On the side of the CSA, David Kendall is the CSA project scientist for Odin and Victor Wehrle serves as the CSA project manager. Sun Kwok and Ted Llewellyn (University of Saskatchewan) were named as astronomy and aeronomy PIs of the mission, respectively. The astronomy PIs for our partner countries are Roy Booth (Sweden), Pierre Encrenaz (France) and Kaleva Mattila (Finland). Following the award of a contract by the CSA to the University of Calgary, Steve Torchinsky and Kevin Volk were appointed as Odin project engineer and project scientist respectively. Over the next 6 years, Torchinsky worked on the optics design of the radiometer and participated in the system integration and testing. Volk was responsible for the development of the scheduling program.
In 1995, Peter Bernath of the University of Waterloo was invited by the International Science Teams as an expert to assist in the laboratory spectroscopy aspects of the mission. A proposal with Kwok as PI was made to the collaborative special projects program of NSERC for support in the scientific aspects of the mission. In spite of the problems arising from the cancellation of the CSP program after the submission of the proposal, the proposal was funded in 1997.
For astronomy, a number of topical teams were set up by the international science team to develop the observing program and the target list. Canadians who serve as co-lead scientists in the topical teams are Fich (galactic plane survey), Wilson (giant molecular clouds, galaxies), Kwok (stellar envelopes), and Mitchell (chemistry). Paul Feldman became a member of the COAWG following the resignation of Peter Dewdney from the team. Through a series of meetings and workshops, an observing program covering the first two years of observations was finalized.
It was clear that the original launch date of 1997 was overly optimistic. As the result of problems, e.g. those associated with the development of the digital correlator and the attitude control system, the launch date was postponed several times. In 1999, SWAS was successfully launched and the ground-state 557 GHz transition of water was detected. However, the oxygen molecule still remained elusive. With Odin’s larger antenna and the dedicated 119 GHz receiver for the ground-state transition of oxygen, we will continue the search for oxygen. The 4 tunable submm receivers of Odin will also allow it to observe many other molecular species and to carry out a spectral scan program.

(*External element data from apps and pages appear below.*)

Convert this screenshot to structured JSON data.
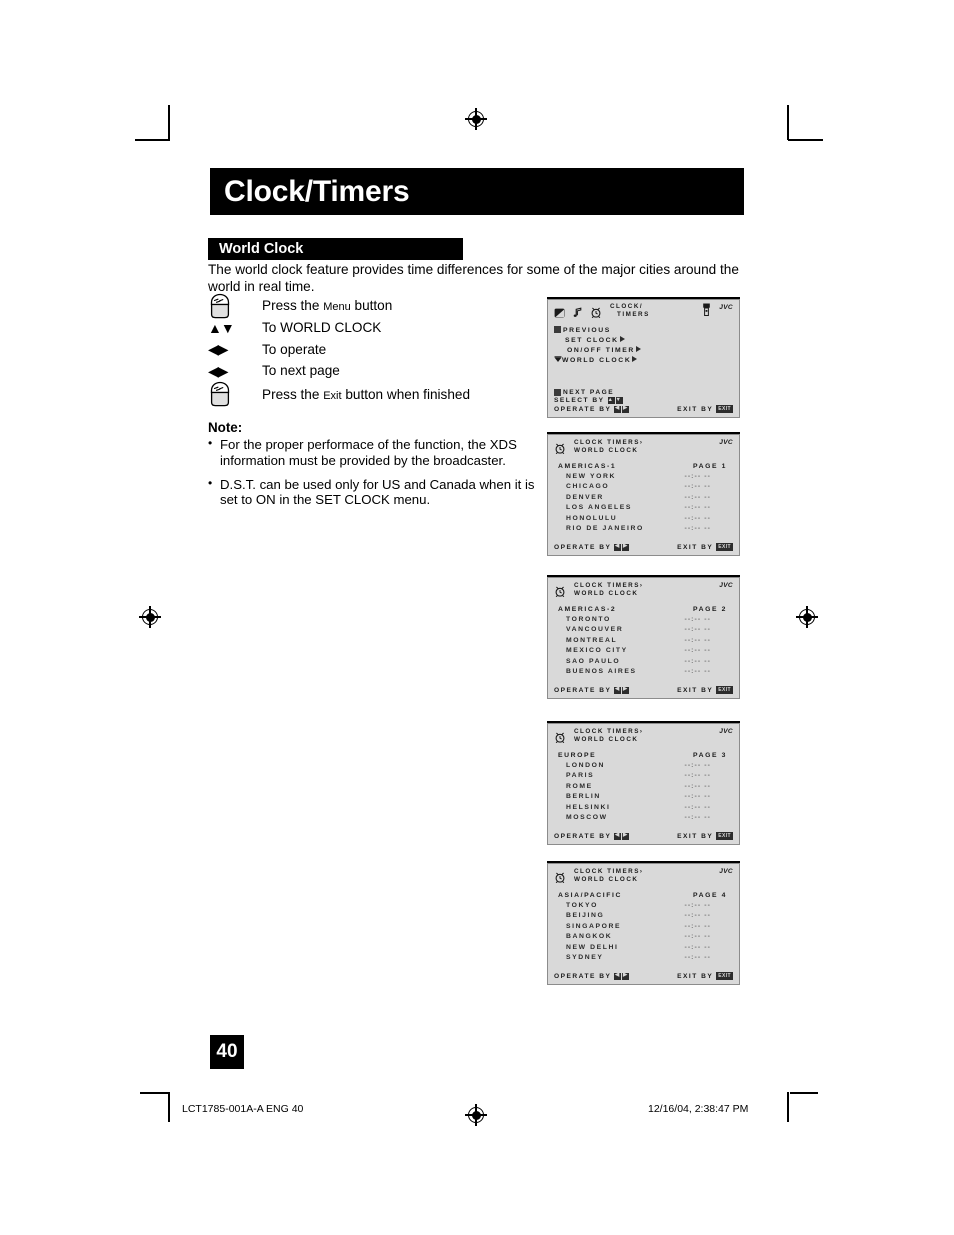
{
  "document": {
    "chapter_title": "Clock/Timers",
    "section_title": "World Clock",
    "intro": "The world clock feature provides time differences for some of the major cities around the world in real time.",
    "page_number": "40",
    "footer_left": "LCT1785-001A-A ENG   40",
    "footer_right": "12/16/04, 2:38:47 PM"
  },
  "steps": [
    {
      "icon": "press-hand-icon",
      "text_before": "Press the ",
      "text_caps": "Menu",
      "text_after": " button"
    },
    {
      "icon": "up-down-arrows-icon",
      "glyph": "▲▼",
      "text": "To WORLD CLOCK"
    },
    {
      "icon": "left-right-arrows-icon",
      "glyph": "◀▶",
      "text": "To operate"
    },
    {
      "icon": "left-right-arrows-icon",
      "glyph": "◀▶",
      "text": "To next page"
    },
    {
      "icon": "press-hand-icon",
      "text_before": "Press the ",
      "text_caps": "Exit",
      "text_after": " button when finished"
    }
  ],
  "note": {
    "heading": "Note:",
    "items": [
      "For the proper performace of the function, the XDS information must be provided by the broadcaster.",
      "D.S.T. can be used only for US and Canada when it is set to ON in the SET CLOCK menu."
    ]
  },
  "osd_main": {
    "title_line1": "CLOCK/",
    "title_line2": "TIMERS",
    "brand": "JVC",
    "menu": [
      {
        "label": "PREVIOUS",
        "marker": "box",
        "arrow": false,
        "indent": false
      },
      {
        "label": "SET CLOCK",
        "marker": "none",
        "arrow": true,
        "indent": true
      },
      {
        "label": "ON/OFF TIMER",
        "marker": "none",
        "arrow": true,
        "indent": true
      },
      {
        "label": "WORLD CLOCK",
        "marker": "cursor",
        "arrow": true,
        "indent": false
      }
    ],
    "next_page": "NEXT PAGE",
    "select_by": "SELECT   BY",
    "operate_by": "OPERATE BY",
    "exit_by": "EXIT BY",
    "exit_key": "EXIT"
  },
  "osd_pages": [
    {
      "title_line1": "CLOCK TIMERS›",
      "title_line2": "WORLD CLOCK",
      "brand": "JVC",
      "region": "AMERICAS-1",
      "page_label": "PAGE 1",
      "cities": [
        {
          "name": "NEW YORK",
          "time": "--:-- --"
        },
        {
          "name": "CHICAGO",
          "time": "--:-- --"
        },
        {
          "name": "DENVER",
          "time": "--:-- --"
        },
        {
          "name": "LOS ANGELES",
          "time": "--:-- --"
        },
        {
          "name": "HONOLULU",
          "time": "--:-- --"
        },
        {
          "name": "RIO DE JANEIRO",
          "time": "--:-- --"
        }
      ],
      "operate_by": "OPERATE BY",
      "exit_by": "EXIT BY",
      "exit_key": "EXIT"
    },
    {
      "title_line1": "CLOCK TIMERS›",
      "title_line2": "WORLD CLOCK",
      "brand": "JVC",
      "region": "AMERICAS-2",
      "page_label": "PAGE 2",
      "cities": [
        {
          "name": "TORONTO",
          "time": "--:-- --"
        },
        {
          "name": "VANCOUVER",
          "time": "--:-- --"
        },
        {
          "name": "MONTREAL",
          "time": "--:-- --"
        },
        {
          "name": "MEXICO CITY",
          "time": "--:-- --"
        },
        {
          "name": "SAO PAULO",
          "time": "--:-- --"
        },
        {
          "name": "BUENOS AIRES",
          "time": "--:-- --"
        }
      ],
      "operate_by": "OPERATE BY",
      "exit_by": "EXIT BY",
      "exit_key": "EXIT"
    },
    {
      "title_line1": "CLOCK TIMERS›",
      "title_line2": "WORLD CLOCK",
      "brand": "JVC",
      "region": "EUROPE",
      "page_label": "PAGE 3",
      "cities": [
        {
          "name": "LONDON",
          "time": "--:-- --"
        },
        {
          "name": "PARIS",
          "time": "--:-- --"
        },
        {
          "name": "ROME",
          "time": "--:-- --"
        },
        {
          "name": "BERLIN",
          "time": "--:-- --"
        },
        {
          "name": "HELSINKI",
          "time": "--:-- --"
        },
        {
          "name": "MOSCOW",
          "time": "--:-- --"
        }
      ],
      "operate_by": "OPERATE BY",
      "exit_by": "EXIT BY",
      "exit_key": "EXIT"
    },
    {
      "title_line1": "CLOCK TIMERS›",
      "title_line2": "WORLD CLOCK",
      "brand": "JVC",
      "region": "ASIA/PACIFIC",
      "page_label": "PAGE 4",
      "cities": [
        {
          "name": "TOKYO",
          "time": "--:-- --"
        },
        {
          "name": "BEIJING",
          "time": "--:-- --"
        },
        {
          "name": "SINGAPORE",
          "time": "--:-- --"
        },
        {
          "name": "BANGKOK",
          "time": "--:-- --"
        },
        {
          "name": "NEW DELHI",
          "time": "--:-- --"
        },
        {
          "name": "SYDNEY",
          "time": "--:-- --"
        }
      ],
      "operate_by": "OPERATE BY",
      "exit_by": "EXIT BY",
      "exit_key": "EXIT"
    }
  ],
  "colors": {
    "banner_bg": "#000000",
    "banner_text": "#ffffff",
    "osd_bg": "#d9d9d9",
    "osd_text": "#1a1a1a"
  }
}
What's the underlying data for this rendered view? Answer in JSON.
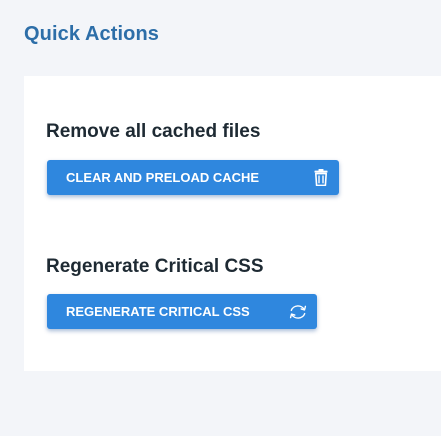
{
  "quick_actions": {
    "title": "Quick Actions"
  },
  "actions": [
    {
      "title": "Remove all cached files",
      "button_label": "CLEAR AND PRELOAD CACHE",
      "icon": "trash-icon"
    },
    {
      "title": "Regenerate Critical CSS",
      "button_label": "REGENERATE CRITICAL CSS",
      "icon": "refresh-icon"
    }
  ],
  "colors": {
    "accent": "#2f87de",
    "title": "#2d6ea8",
    "text": "#1e2a33",
    "page_background": "#f3f5f9",
    "panel_background": "#ffffff"
  }
}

At the time of the approval of the Odin mission, space astronomy was very much a new area for the CSA. We are grateful to the CSA for their unwavering support and faith in our team, and to NSERC for its patience as we struggled through the delays.
In selecting Odin as our first major effort in Canadian space astronomy, we were guided by the following principles:
It has now been almost ten years since the beginning of the Odin project. Through this time, we have demonstrated that Canada can play a major role in both the technical and scientific development of a space astronomy mission and work within a modest budget. We are looking forward to the coming months toward the achievement of our scientific goals in exploring the submm spectrum for interstellar molecules.
Link to the ODIN homepage: http://odin.ssc.se/
Sun Kwok is a professor in the Department of Physics & Astronomy, The University of Calgary and a Canada Council Killam Fellow. His research interests include advanced stages of stellar evolution, stellar winds, planetary nebulae, interstellar molecules, and infrared spectroscopy. He is Principal Investigator (Astronomy) for Canadian participation in the Odin mission.